Ja 173 The Story about (the Wild) Monkey

In the present one monk gets his living in dishonest ways. When the Buddha finds out he tells a story of a monkey who tried to disguise himself as an ascetic, but was chased back into the jungle.

1. Tāta māṇavako eso, tālamūlaṁ apassito,
Agārakañ-cidaṁ atthi, handa demassagārakan-ti.

Father, this is a young brahmin, reclining at a palm tree’s root, here there is a small hut, come now, let us give the small hut to him.

In this connection, young brahmin, this is an expression indicating the creature. Through this, saying: “Father, this one is a young brahmin, this creature is an ascetic,” this is the explanation.

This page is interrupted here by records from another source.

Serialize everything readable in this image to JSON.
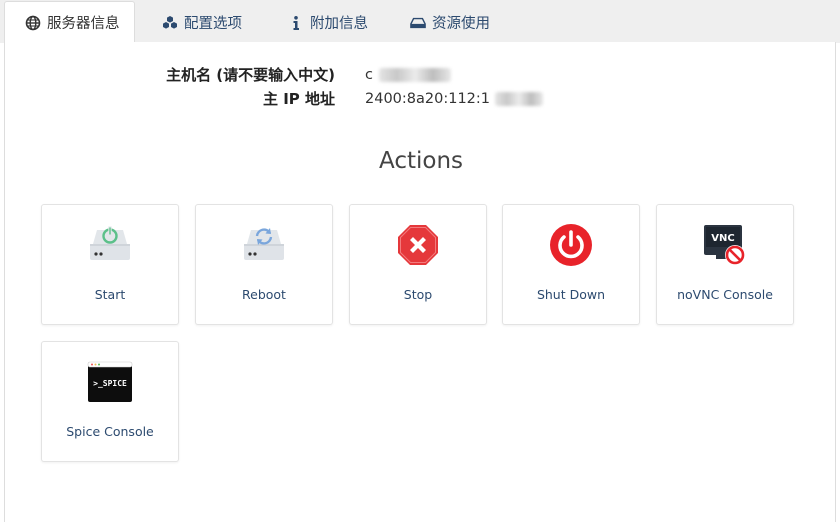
{
  "tabs": [
    {
      "label": "服务器信息",
      "icon": "globe-icon",
      "active": true
    },
    {
      "label": "配置选项",
      "icon": "cubes-icon",
      "active": false
    },
    {
      "label": "附加信息",
      "icon": "info-icon",
      "active": false
    },
    {
      "label": "资源使用",
      "icon": "hdd-icon",
      "active": false
    }
  ],
  "server_info": {
    "hostname_label": "主机名 (请不要输入中文)",
    "hostname_value": "c",
    "ip_label": "主 IP 地址",
    "ip_value": "2400:8a20:112:1"
  },
  "actions": {
    "title": "Actions",
    "items": [
      {
        "label": "Start",
        "icon": "power-drive-icon"
      },
      {
        "label": "Reboot",
        "icon": "reboot-drive-icon"
      },
      {
        "label": "Stop",
        "icon": "stop-octagon-icon"
      },
      {
        "label": "Shut Down",
        "icon": "shutdown-power-icon"
      },
      {
        "label": "noVNC Console",
        "icon": "vnc-monitor-icon"
      },
      {
        "label": "Spice Console",
        "icon": "spice-terminal-icon"
      }
    ]
  },
  "colors": {
    "tab_text": "#2c4a6f",
    "start_green": "#5cc08a",
    "reboot_blue": "#7aa6dc",
    "stop_red": "#e5383b",
    "shutdown_red": "#e8232a"
  }
}
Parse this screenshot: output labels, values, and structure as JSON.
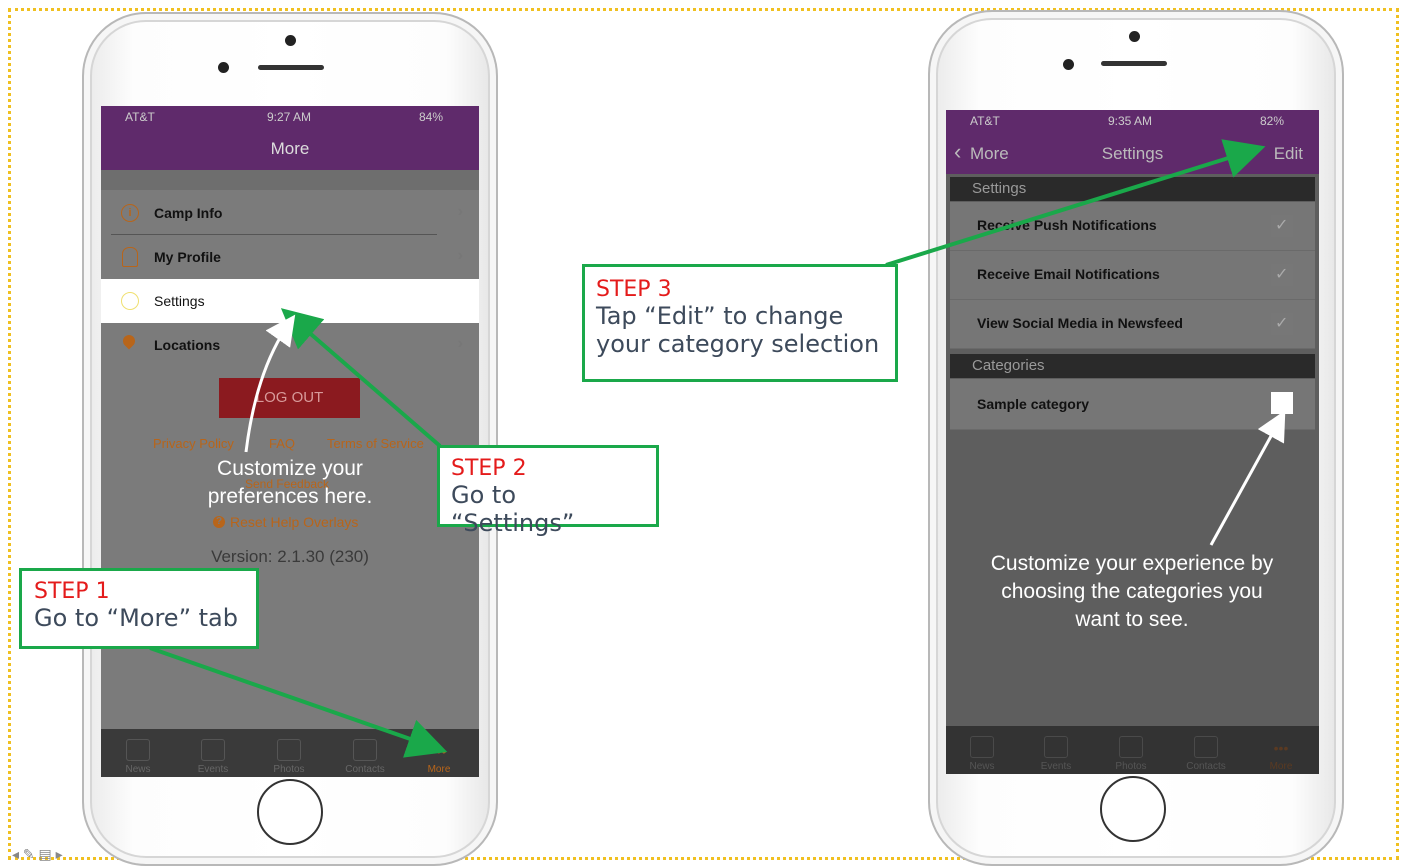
{
  "left_phone": {
    "status": {
      "carrier": "AT&T",
      "time": "9:27 AM",
      "battery": "84%"
    },
    "nav_title": "More",
    "menu": [
      {
        "label": "Camp Info",
        "icon": "info-icon"
      },
      {
        "label": "My Profile",
        "icon": "profile-icon"
      },
      {
        "label": "Settings",
        "icon": "gear-icon"
      },
      {
        "label": "Locations",
        "icon": "location-pin-icon"
      }
    ],
    "logout_label": "LOG OUT",
    "links": {
      "privacy": "Privacy Policy",
      "faq": "FAQ",
      "terms": "Terms of Service",
      "feedback": "Send Feedback",
      "reset": "Reset Help Overlays"
    },
    "version": "Version: 2.1.30 (230)",
    "overlay_text_line1": "Customize your",
    "overlay_text_line2": "preferences here.",
    "tabs": [
      "News",
      "Events",
      "Photos",
      "Contacts",
      "More"
    ]
  },
  "right_phone": {
    "status": {
      "carrier": "AT&T",
      "time": "9:35 AM",
      "battery": "82%"
    },
    "back_label": "More",
    "nav_title": "Settings",
    "edit_label": "Edit",
    "section_settings": "Settings",
    "settings_rows": [
      "Receive Push Notifications",
      "Receive Email Notifications",
      "View Social Media in Newsfeed"
    ],
    "section_categories": "Categories",
    "category_row": "Sample category",
    "overlay_text": [
      "Customize your experience by",
      "choosing the categories you",
      "want to see."
    ],
    "tabs": [
      "News",
      "Events",
      "Photos",
      "Contacts",
      "More"
    ]
  },
  "steps": {
    "step1": {
      "title": "STEP 1",
      "text": "Go to “More” tab"
    },
    "step2": {
      "title": "STEP 2",
      "text": "Go to “Settings”"
    },
    "step3": {
      "title": "STEP 3",
      "text_line1": "Tap “Edit” to change",
      "text_line2": "your category selection"
    }
  },
  "colors": {
    "accent_purple": "#5f2a6b",
    "arrow_green": "#1aa84a",
    "step_red": "#e41b1b",
    "link_orange": "#b8651a",
    "logout_red": "#8b1a1f",
    "frame_yellow": "#f0c020"
  }
}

Reclining at a palm tree’s root means stood leaning on the trunk at a palm tree.

Here there is a small hut, there is this, our house, for those gone forth, he spoke referring to the leaf hut.

Come now is a particle with the meaning of endeavour.

Let us give the small hut to him means let us give one side of this small hut for him to live in.

2. Mā kho tvaṁ tāta pakkosi, dūseyya no agārakaṁ,
Netādisaṁ mukhaṁ hoti brāhmaṇassa susīlino ti.

Dearest, I do not reproach you, but he would befoul our small hut, a face of such a type was never a virtuous brahmin’s face.

In this connection, he would befoul our small hut, that one who has entered this leaf hut made with difficulty having a burning sacrificial fire, will befoul it with excrement and so on.

Of such a type, having said: “Such a type was never a virtuous brahmin’s face, this is a monkey,” the Bodhisatta, having grabbed a firebrand, saying: “Why do you stay here?” after throwing it, put him to flight.